The program reflects $650 million in cuts to the highways and $880 million in reductions to rail and transit. CTB says the highway declines are largely a result of continued state and federal revenue shortfalls, while the transit and rail declines are mainly attributed to the transfer of $776 million in Dulles Corridor Metrorail Project funding to the Metropolitan Washington Airports Authority.

“The commonwealth is facing a crisis in transportation funding,” says Pierce R. Homer, Virginia secretary of transportation. “These drastic reductions reflect our ongoing challenge to meet federal obligations and state maintenance needs while experiencing drastic declines in state and federal revenues. We are fortunate to have been able to maintain our rail and transit programs and services.”

VDOT will reduce the total number of rest areas it operates from 42 to 23, electing to retain six rest areas initially slated to close; these include four facilities along the Interstate 81 corridor (Radford south, Ironto north, Fairfield south and New Market north) and two truck-only facilities in Dale City in Northern Virginia. VDOT says these changes represent $9 million in annual savings.

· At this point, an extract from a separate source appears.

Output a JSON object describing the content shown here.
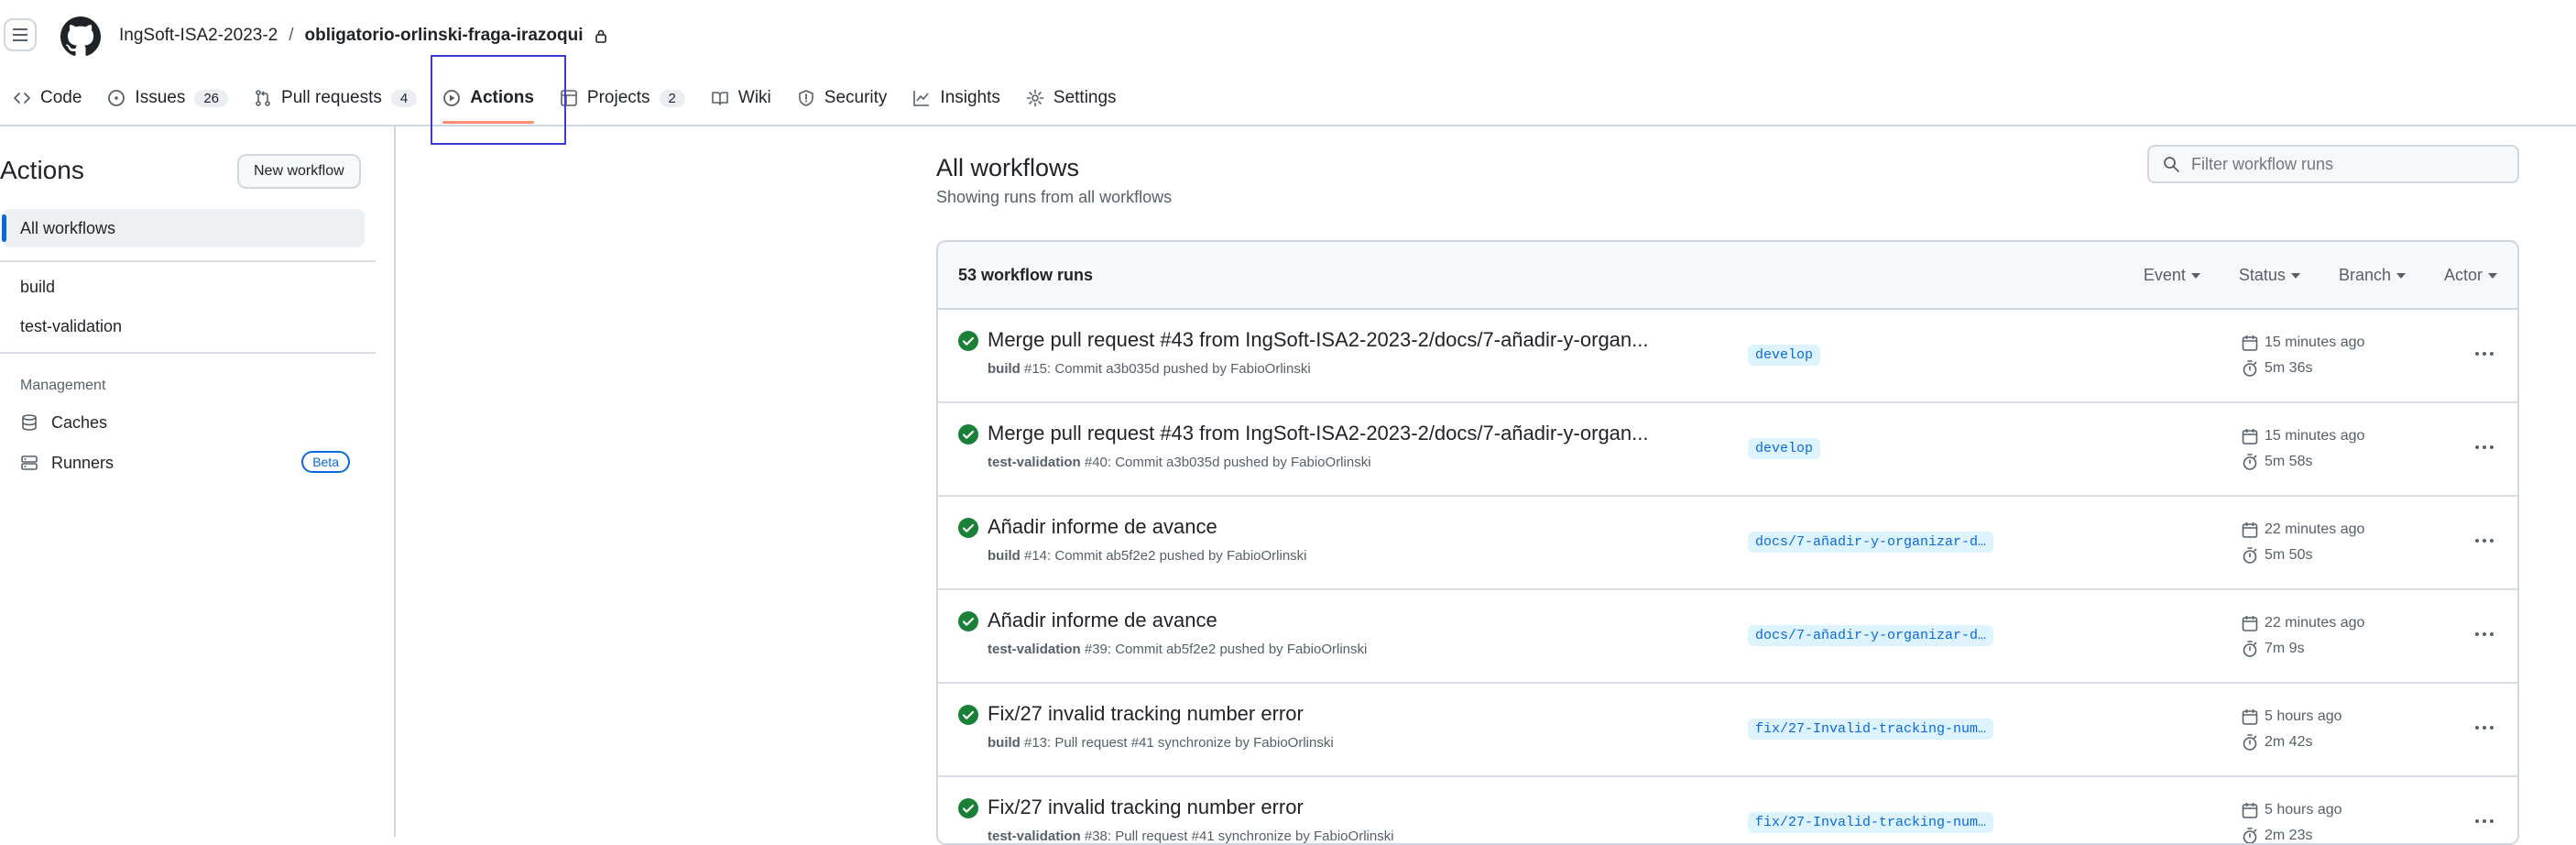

The department will address truck parking concerns by retaining the two I-95 Dale City truck-only facilities and replacing the “two-hour” commercial parking rule in rest areas with “no overnight parking.” VDOT says this will allow truck drivers to better manage their mandated 10-hour rest periods so long as they do not park in any facility from dusk through dawn within any 24-hour period. VDOT says it will replace 225 truck parking spaces lost to facility closures by reconfiguring parking lots at some remaining facilities.

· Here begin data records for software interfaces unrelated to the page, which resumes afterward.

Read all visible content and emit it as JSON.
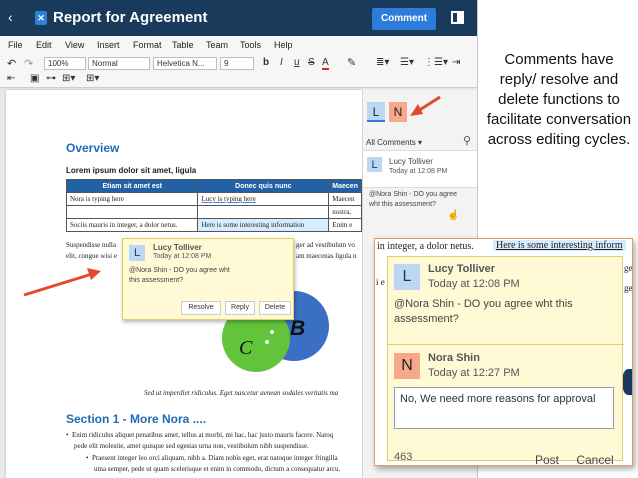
{
  "window": {
    "title": "Report for Agreement",
    "comment_button": "Comment",
    "back_glyph": "‹"
  },
  "menu": [
    "File",
    "Edit",
    "View",
    "Insert",
    "Format",
    "Table",
    "Team",
    "Tools",
    "Help"
  ],
  "toolbar": {
    "zoom": "100%",
    "style": "Normal",
    "font": "Helvetica N...",
    "size": "9",
    "bold": "b",
    "italic": "I",
    "underline": "u",
    "strike": "S",
    "font_color": "A",
    "undo": "↶",
    "redo": "↷"
  },
  "document": {
    "overview_heading": "Overview",
    "lorem_heading": "Lorem ipsum dolor sit amet, ligula",
    "table": {
      "headers": [
        "Etiam sit amet est",
        "Donec quis nunc",
        "Maecen"
      ],
      "rows": [
        [
          "Nora is typing here",
          "Lucy is typing here",
          "Maecen"
        ],
        [
          "",
          "",
          "nostra,"
        ],
        [
          "Sociis mauris in integer, a dolor netus.",
          "Here is some interesting information",
          "Enim e"
        ]
      ]
    },
    "para_lines": [
      "Suspendisse nulla",
      "elit, congue wisi e",
      "ger ad vestibulum vo",
      "am maecenas ligula n"
    ],
    "caption_line": "Sed ut imperdiet ridiculus. Eget nascetur aenean sodales veritatis ma",
    "section_heading": "Section 1 - More Nora ....",
    "bullets": [
      "Enim ridiculus aliquet penatibus amet, tellus at morbi, mi hac, hac justo mauris facere. Natoq",
      "pede elit molestie, amet quisque sed egestas urna non, vestibulum nibh suspendisse.",
      "Praesent integer leo orci aliquam, nibh a. Diam nobis eget, erat natoque integer fringilla",
      "uma semper, pede ut quam scelerisque et enim in commodo, dictum a consequatur arcu."
    ],
    "diagram_labels": [
      "B",
      "C"
    ]
  },
  "popup": {
    "avatar": "L",
    "author": "Lucy Tolliver",
    "time": "Today at 12:08 PM",
    "text": "@Nora Shin - DO you agree wht this assessment?",
    "buttons": [
      "Resolve",
      "Reply",
      "Delete"
    ]
  },
  "panel": {
    "tabs": [
      "L",
      "N"
    ],
    "filter": "All Comments",
    "comment": {
      "avatar": "L",
      "author": "Lucy Tolliver",
      "time": "Today at 12:08 PM",
      "text": "@Nora Shin - DO you agree wht this assessment?"
    }
  },
  "zoom": {
    "strip_left": "in integer, a dolor netus.",
    "strip_right": "Here is some interesting inform",
    "edge_left": "i e",
    "edge_right": [
      "ge",
      "ge"
    ],
    "first": {
      "avatar": "L",
      "author": "Lucy Tolliver",
      "time": "Today at 12:08 PM",
      "text": "@Nora Shin - DO you agree wht this assessment?"
    },
    "reply": {
      "avatar": "N",
      "author": "Nora Shin",
      "time": "Today at 12:27 PM",
      "value": "No, We need more reasons for approval"
    },
    "counter": "463",
    "post": "Post",
    "cancel": "Cancel"
  },
  "caption": "Comments have reply/ resolve and delete functions to facilitate conversation across editing cycles.",
  "colors": {
    "titlebar": "#1a3a5c",
    "accent": "#2d7cd9",
    "comment_bg": "#fff9d6",
    "arrow": "#e24a2b",
    "tab_l": "#bcd7f2",
    "tab_n": "#f5a98a"
  }
}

VDOT also outlined the final listing of planned facility closures, including 15 VDOT field administrative units – called residencies – and streamlining equipment shops, materials labs and operations centers. These closures will begin this year as the agency reconfigures its operations to reflect long-term reductions in the number of construction projects, workload, staffing and equipment needs.

“These are not easy decisions to make,” says David. S. Ekern, VDOT commissioner. “It is a sobering reality that we cannot balance our budget with the drastic reduction to the construction program. We must also scale back on services to motorists. Even with these sacrifices, we still face the need for a significant reorganization that will shrink VDOT’s staffing by 1,000 full-time and 450 part-time employees.”

The commonwealth says it will continue to pursue federal legislation changes necessary to allow future rest area commercialization, currently prohibited by law.